Today I am continuing my series about the women who gave me the confidence I could pursue a degree in engineering. One of these women showed me that life priorities can change. Her name was Theresa. I met this woman when I was only a child, but she left a life long impression on me. I knew her as the wife of a petroleum engineer and the mother to two kids. My family met her through the church we attended, and our families became very close for about 5 years. During these years, I watched her be a loving mother to her children, always encouraging them to do their best. She interacted with everyone with kindness and gentleness, not a “typical” engineer personality. Her and her husband had met right out of college at their first jobs as petroleum engineers. If I’m remembering their story right, he was a minor league baseball player, and she had no interest in dating him. But after persisting for some time, she finally agreed to a date, and eventually married him.
Since my dad was a petroleum engineer, I grew up around a lot of engineering types who were primarily type A and outspoken individuals. This was a stark contract to Theresa, whom I remember as being soft spoken. So I was surprised to learn she was also a petroleum engineer. I found out she was an engineer one night when our families got together for a dinner. My sister, who was in a highly competitive school and a college level calculus class, brought over some of her math homework. She ran into a problem she couldn’t solve, and asked for some help. When she brought the homework to the table, all the wives left, except Mrs. Theresa. For some reason, this is still a powerful image for me. A woman, whom I had seen only the mothering side of, was sitting at a table full of men (and my sister), and working on high level math problems. I asked my mom why Mrs. Theresa had not left the table, and that’s when my mom told me “She’s a petroleum engineer, just like your dad.” I was floored. She truly broke the mold of what I had thought an engineer would look and act like.
I also didn’t understand why she was no longer working. I never thought that someone would leave a career in engineering. It seemed too important, too impressive.
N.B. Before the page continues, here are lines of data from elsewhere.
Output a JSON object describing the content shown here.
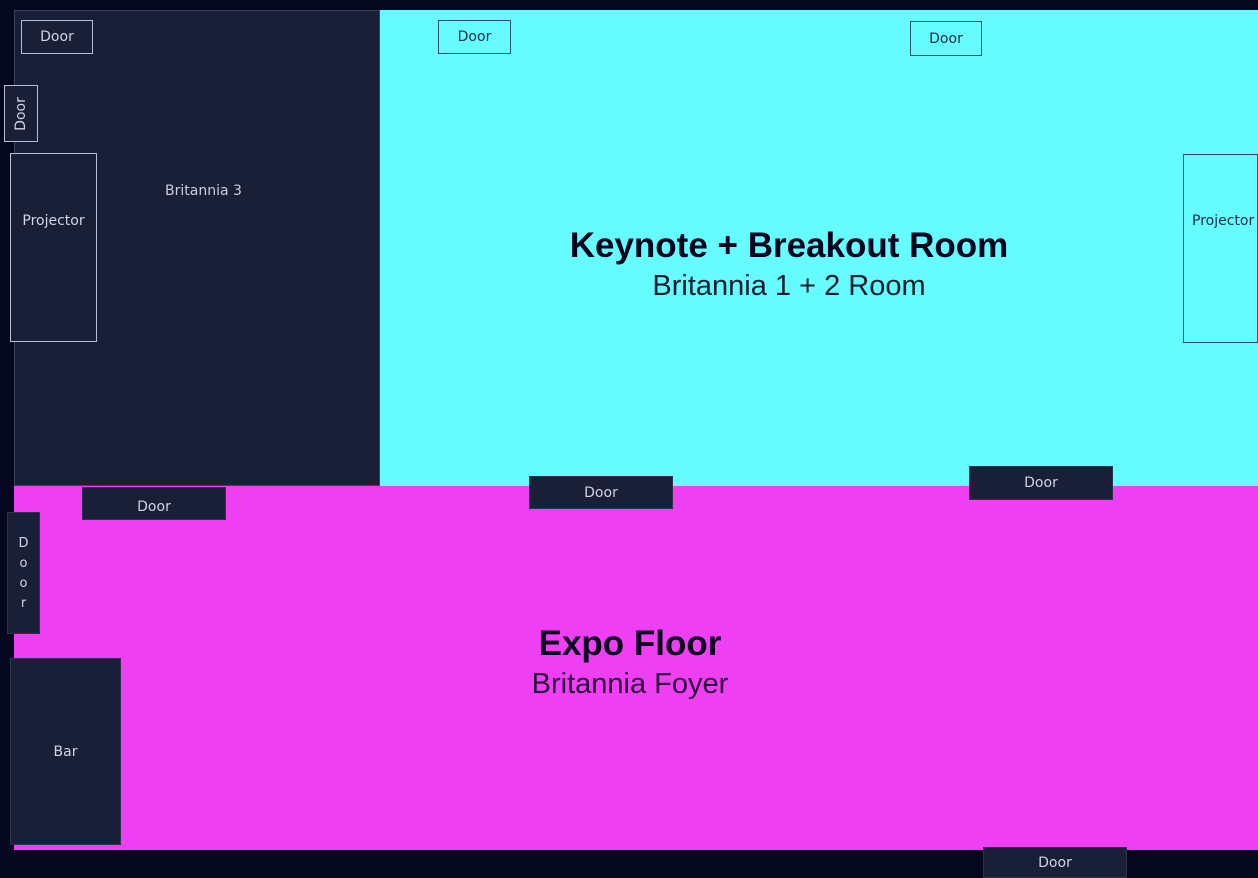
{
  "rooms": {
    "britannia3": {
      "label": "Britannia 3",
      "colors": {
        "fill": "#1a1f38"
      }
    },
    "keynote": {
      "title": "Keynote + Breakout Room",
      "subtitle": "Britannia 1 + 2 Room",
      "colors": {
        "fill": "#66fcff"
      }
    },
    "expo": {
      "title": "Expo Floor",
      "subtitle": "Britannia Foyer",
      "colors": {
        "fill": "#ef3ff3"
      }
    }
  },
  "features": {
    "door_label": "Door",
    "door_vertical_letters": [
      "D",
      "o",
      "o",
      "r"
    ],
    "projector_label": "Projector",
    "bar_label": "Bar"
  },
  "colors": {
    "background": "#05071f",
    "box_fill": "#1a1f38"
  }
}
Especially when there were so few women in the engineering field. Her decision to stay home to raise children showed me that a career would not always fulfill me. She showed me that raising children could be as rewarding as having an impressive career. She truly loved being a mother, and I never sensed she regretted leaving her career for her family. Her decision had also given them the freedom to move to Canada, since they were not managing two careers. She showed me that even after starting a career, I was still free to change my mind, if that’s where I was being led.
I hope you enjoyed getting to know another woman who inspired me in my career choice. Remember to come back tomorrow to learn about another inspirational woman!
Read about the other women who inspired me: